=== RECORD SET ===
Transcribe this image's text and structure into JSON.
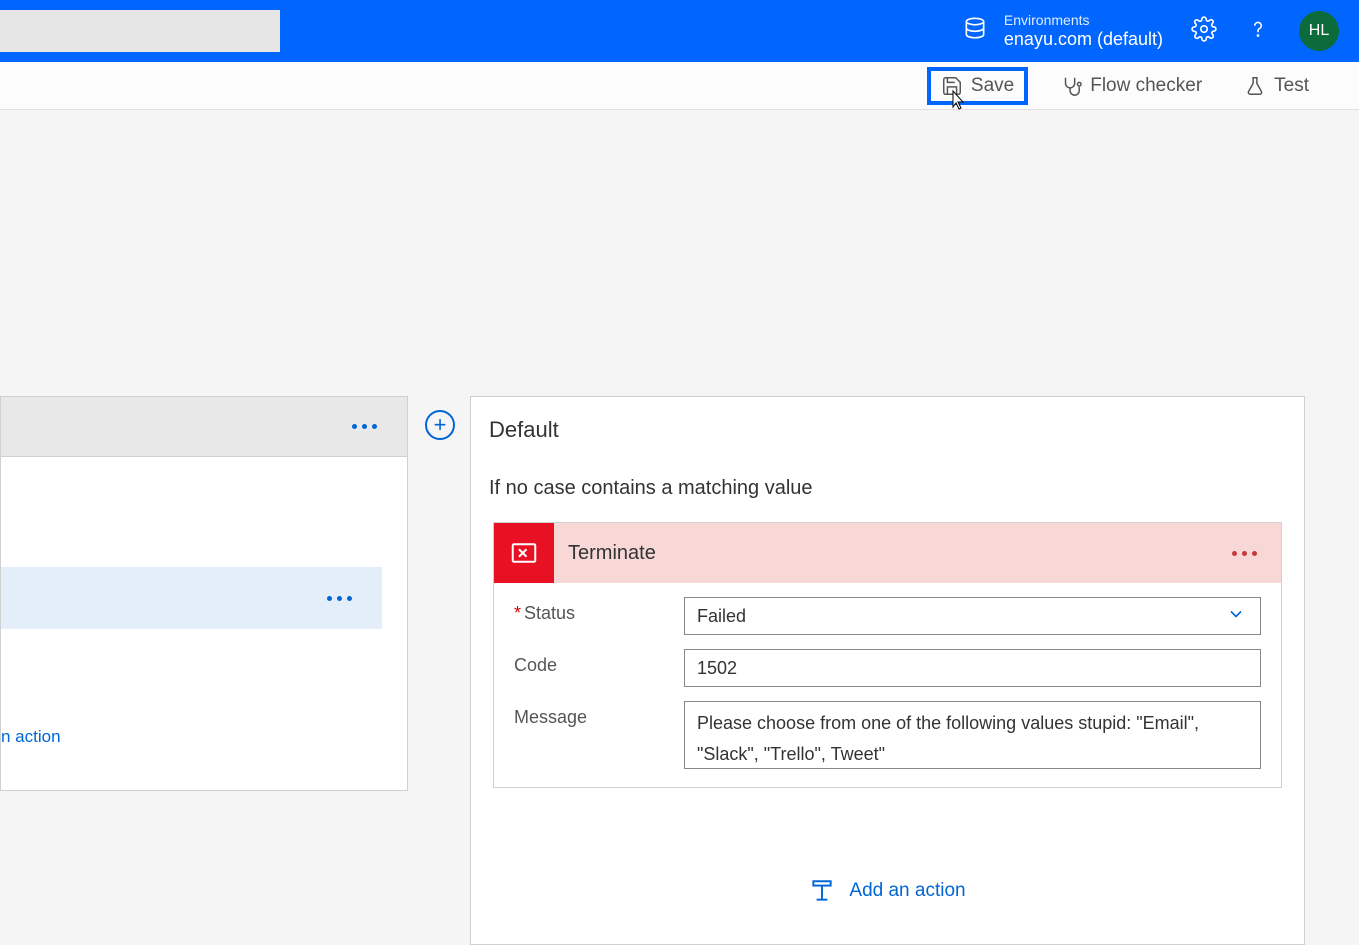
{
  "header": {
    "env_label": "Environments",
    "env_name": "enayu.com (default)",
    "avatar_initials": "HL"
  },
  "toolbar": {
    "save_label": "Save",
    "flow_checker_label": "Flow checker",
    "test_label": "Test"
  },
  "left_card": {
    "add_action_link": "n action"
  },
  "default_card": {
    "title": "Default",
    "subtitle": "If no case contains a matching value"
  },
  "terminate": {
    "title": "Terminate",
    "fields": {
      "status_label": "Status",
      "status_value": "Failed",
      "code_label": "Code",
      "code_value": "1502",
      "message_label": "Message",
      "message_value": "Please choose from one of the following values stupid: \"Email\", \"Slack\", \"Trello\", Tweet\""
    }
  },
  "add_action_label": "Add an action"
}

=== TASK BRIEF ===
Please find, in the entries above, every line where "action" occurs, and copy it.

=== WRITTEN SOLUTION ===
    "add_action_link": "n action"
  "add_action_label": "Add an action"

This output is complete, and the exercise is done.